- **HOW TO COMPLETE THIS TASK**: Count the lines below that contain the word "April", and reply with that number alone.

- **DATA SUPPLIED**:
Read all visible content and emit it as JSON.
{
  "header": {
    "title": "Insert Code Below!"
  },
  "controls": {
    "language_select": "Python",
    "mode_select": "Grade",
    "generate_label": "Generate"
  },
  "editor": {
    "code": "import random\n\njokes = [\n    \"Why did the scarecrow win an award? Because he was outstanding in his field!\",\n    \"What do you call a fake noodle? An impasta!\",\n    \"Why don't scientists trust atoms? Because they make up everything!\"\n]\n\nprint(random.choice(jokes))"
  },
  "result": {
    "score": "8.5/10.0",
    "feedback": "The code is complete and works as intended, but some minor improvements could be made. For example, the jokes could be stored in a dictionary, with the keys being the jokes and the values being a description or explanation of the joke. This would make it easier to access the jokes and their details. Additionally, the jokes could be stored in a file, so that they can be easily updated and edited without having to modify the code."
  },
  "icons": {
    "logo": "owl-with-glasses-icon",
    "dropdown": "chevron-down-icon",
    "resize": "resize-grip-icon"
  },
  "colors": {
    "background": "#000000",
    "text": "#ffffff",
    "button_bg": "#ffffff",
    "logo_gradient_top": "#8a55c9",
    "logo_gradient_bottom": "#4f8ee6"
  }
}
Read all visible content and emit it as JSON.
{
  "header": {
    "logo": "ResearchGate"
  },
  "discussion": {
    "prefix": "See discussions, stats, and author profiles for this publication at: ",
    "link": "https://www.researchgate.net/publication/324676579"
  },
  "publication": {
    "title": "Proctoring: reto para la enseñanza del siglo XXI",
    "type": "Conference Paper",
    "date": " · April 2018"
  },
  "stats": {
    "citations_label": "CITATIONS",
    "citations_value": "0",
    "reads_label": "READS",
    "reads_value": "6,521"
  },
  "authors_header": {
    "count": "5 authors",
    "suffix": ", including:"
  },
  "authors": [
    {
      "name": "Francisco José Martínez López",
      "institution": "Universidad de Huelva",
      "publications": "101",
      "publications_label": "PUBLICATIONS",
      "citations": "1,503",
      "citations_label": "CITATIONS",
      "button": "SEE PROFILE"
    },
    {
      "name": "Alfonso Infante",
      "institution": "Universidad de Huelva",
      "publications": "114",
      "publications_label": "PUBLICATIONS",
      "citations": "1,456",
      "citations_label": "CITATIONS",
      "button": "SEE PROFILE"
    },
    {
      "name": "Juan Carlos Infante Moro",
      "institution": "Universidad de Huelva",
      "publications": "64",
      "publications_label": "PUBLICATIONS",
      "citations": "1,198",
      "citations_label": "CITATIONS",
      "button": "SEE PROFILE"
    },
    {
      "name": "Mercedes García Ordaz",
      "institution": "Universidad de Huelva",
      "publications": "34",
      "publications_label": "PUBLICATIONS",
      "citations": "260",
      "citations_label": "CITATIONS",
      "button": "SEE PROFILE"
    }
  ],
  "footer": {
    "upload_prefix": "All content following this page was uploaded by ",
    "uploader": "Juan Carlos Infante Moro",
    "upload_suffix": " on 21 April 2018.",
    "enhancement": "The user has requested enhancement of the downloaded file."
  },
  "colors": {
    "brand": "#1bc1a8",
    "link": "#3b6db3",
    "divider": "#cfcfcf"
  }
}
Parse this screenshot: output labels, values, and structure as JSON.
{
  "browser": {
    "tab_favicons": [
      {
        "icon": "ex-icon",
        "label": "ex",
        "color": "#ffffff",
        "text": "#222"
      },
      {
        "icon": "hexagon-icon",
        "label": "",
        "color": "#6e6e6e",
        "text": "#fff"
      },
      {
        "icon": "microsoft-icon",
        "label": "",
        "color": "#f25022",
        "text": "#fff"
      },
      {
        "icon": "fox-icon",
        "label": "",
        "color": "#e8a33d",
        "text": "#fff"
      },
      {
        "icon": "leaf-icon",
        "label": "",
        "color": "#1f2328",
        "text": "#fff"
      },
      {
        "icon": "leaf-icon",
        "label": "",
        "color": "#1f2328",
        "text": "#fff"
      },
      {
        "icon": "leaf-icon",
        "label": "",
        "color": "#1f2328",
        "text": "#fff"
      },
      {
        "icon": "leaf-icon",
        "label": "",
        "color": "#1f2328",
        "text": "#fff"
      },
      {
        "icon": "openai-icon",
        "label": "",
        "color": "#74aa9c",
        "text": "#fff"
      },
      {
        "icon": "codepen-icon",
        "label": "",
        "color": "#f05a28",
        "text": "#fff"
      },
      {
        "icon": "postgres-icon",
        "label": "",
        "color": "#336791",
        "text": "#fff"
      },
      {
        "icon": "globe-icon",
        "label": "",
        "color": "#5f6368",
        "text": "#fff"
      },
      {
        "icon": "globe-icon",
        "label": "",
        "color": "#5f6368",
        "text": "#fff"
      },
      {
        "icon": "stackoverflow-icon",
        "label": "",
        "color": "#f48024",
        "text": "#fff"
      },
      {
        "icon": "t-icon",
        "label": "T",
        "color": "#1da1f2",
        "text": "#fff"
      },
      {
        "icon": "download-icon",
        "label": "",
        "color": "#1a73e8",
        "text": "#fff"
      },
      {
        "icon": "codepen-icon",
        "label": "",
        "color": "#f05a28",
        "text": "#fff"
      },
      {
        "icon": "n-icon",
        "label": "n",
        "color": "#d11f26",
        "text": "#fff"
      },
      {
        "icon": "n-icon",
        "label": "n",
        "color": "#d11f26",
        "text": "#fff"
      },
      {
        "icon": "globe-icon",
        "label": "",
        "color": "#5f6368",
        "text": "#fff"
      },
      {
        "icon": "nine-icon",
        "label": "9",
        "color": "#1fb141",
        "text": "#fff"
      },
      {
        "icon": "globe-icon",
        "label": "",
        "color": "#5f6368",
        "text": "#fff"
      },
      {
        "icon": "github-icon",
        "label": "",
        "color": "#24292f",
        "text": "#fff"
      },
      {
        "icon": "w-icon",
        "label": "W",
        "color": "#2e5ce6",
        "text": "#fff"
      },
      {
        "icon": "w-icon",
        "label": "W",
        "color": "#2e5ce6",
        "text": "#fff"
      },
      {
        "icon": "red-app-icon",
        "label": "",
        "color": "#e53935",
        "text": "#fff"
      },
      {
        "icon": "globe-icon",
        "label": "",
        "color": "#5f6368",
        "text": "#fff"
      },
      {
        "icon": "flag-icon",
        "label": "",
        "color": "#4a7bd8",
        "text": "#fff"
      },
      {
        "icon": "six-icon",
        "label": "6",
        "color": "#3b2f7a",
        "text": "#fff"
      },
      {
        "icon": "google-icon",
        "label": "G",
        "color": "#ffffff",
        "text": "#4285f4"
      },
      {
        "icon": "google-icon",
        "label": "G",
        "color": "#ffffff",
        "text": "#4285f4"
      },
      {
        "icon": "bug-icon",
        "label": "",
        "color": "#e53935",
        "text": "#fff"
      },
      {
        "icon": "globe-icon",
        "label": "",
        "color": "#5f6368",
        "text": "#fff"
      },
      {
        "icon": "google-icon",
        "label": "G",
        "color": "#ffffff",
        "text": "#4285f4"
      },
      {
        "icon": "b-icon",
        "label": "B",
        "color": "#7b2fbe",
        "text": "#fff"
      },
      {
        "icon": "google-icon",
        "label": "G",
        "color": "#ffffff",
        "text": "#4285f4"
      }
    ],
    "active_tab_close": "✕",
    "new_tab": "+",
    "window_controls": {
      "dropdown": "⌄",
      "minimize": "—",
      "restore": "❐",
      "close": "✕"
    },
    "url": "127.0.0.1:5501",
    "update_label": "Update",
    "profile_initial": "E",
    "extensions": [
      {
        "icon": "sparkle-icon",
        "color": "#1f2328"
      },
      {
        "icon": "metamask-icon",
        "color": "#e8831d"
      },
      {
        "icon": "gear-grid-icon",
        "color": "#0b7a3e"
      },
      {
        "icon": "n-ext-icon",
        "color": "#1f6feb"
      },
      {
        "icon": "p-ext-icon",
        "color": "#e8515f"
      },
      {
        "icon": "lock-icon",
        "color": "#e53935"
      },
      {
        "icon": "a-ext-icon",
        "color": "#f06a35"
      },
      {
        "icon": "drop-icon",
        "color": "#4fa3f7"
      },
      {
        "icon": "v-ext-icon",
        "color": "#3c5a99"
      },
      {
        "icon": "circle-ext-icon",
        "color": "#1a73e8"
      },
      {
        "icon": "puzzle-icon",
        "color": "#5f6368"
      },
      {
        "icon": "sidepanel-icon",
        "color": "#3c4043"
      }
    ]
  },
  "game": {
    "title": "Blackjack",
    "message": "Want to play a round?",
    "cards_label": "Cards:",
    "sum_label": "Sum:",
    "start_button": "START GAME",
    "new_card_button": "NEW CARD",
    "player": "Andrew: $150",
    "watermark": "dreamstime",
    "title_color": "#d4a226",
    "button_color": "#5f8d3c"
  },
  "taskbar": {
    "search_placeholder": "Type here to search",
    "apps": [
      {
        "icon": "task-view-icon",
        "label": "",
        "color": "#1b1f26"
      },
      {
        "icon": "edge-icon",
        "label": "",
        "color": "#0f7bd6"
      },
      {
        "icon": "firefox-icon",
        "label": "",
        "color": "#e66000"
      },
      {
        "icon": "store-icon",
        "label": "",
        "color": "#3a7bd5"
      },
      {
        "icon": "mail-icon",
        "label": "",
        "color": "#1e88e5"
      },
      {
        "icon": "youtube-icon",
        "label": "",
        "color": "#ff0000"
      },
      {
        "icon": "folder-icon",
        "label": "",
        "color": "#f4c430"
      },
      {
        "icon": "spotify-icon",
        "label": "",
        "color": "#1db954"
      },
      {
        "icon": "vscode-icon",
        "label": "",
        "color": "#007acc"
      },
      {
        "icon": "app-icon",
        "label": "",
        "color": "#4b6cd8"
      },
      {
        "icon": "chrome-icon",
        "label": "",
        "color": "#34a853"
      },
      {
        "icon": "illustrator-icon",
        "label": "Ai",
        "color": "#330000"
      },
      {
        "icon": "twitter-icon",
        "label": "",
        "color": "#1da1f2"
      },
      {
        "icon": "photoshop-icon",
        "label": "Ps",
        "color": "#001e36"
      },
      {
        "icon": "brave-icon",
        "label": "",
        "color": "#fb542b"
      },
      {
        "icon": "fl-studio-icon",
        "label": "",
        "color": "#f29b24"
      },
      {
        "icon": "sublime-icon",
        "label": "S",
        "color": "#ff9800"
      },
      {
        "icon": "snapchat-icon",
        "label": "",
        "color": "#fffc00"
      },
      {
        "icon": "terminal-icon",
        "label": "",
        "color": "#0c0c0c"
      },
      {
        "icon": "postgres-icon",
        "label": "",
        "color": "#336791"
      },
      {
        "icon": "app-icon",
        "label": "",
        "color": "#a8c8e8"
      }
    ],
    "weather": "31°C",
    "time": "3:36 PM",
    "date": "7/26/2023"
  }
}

- **EXERCISE RESULT**: 2